Litter Bugs

By: Monica Buchanan
By: Monica Buchanan

B.B. Bailey is home from work, but his day is not over yet. After strapping on his vest, he's ready to hit the streets of his neighborhood and start patrolling.

"A lot of us get off at 5:00 and we close the doors after 5 o'clock and all your things happen after you get in."

As a resident of Ponderosa Drive, B.B. is no stranger to crime.

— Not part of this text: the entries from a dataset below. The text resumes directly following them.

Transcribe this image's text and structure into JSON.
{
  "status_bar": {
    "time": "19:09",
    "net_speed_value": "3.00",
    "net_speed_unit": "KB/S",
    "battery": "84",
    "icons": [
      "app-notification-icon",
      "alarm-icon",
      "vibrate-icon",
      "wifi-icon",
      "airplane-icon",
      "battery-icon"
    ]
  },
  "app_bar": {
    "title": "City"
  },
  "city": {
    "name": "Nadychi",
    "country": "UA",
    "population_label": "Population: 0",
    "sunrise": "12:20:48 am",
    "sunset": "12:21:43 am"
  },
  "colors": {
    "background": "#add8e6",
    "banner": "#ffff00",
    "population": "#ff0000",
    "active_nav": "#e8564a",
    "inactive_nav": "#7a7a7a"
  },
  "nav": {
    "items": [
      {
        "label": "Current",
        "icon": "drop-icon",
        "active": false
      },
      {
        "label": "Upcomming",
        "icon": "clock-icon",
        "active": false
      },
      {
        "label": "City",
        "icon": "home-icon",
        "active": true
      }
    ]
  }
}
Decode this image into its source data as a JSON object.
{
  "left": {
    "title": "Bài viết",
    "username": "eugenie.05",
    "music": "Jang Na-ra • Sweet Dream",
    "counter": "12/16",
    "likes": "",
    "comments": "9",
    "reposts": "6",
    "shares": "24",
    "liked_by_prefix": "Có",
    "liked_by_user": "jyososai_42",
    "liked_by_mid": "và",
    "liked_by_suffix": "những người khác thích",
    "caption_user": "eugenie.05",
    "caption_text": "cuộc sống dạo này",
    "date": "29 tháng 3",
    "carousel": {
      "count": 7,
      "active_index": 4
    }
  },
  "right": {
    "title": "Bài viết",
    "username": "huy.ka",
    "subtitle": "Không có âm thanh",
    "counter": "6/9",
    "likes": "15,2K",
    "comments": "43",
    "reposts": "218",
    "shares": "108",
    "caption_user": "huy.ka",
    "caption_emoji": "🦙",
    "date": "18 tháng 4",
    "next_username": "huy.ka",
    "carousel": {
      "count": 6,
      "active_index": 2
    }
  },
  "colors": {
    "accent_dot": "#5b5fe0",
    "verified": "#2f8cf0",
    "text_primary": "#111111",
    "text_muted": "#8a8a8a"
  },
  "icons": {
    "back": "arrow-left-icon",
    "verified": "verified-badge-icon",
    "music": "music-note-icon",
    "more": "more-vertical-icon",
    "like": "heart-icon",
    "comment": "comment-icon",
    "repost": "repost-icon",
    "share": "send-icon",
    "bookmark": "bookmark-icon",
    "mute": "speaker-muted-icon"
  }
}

His neighborhood has been plagued by drive-bys and shootings, things he hopes will stop once the litter enforcement team starts cleaning up the area, literally.

CAPT Brian Childress of the Valdosta Police Department says, "There's a correlation when you look at crime stats in other jurisdictions that there's a correlation when you clean up areas that for one reason or another the crime rate seems to drop a little bit."

Don't be surprised to see folks you know sporting the new blue and yellow vests. Police say they are targeting members of the community to start policing their own neighborhoods.

James Wright, councilman and litter patrol volunteer, says, "This is the first step toward actually empowering the actual citizens who live in the community to take part in cleaning up the city of Valdosta."

It’s a job volunteers like B.B. say is well worth the time, effort and commitment.

Police say the litter enforcement team will start patrolling this Friday in the areas near Ponderosa Drive and Brookwood Drive.


WCTV 1801 Halstead Blvd. Tallahassee, FL 32309
Gray Television, Inc. - Copyright © 2002-2014 - Designed by Gray Digital Media - Powered by Clickability 1712767 - wctv.tv/a?a=1712767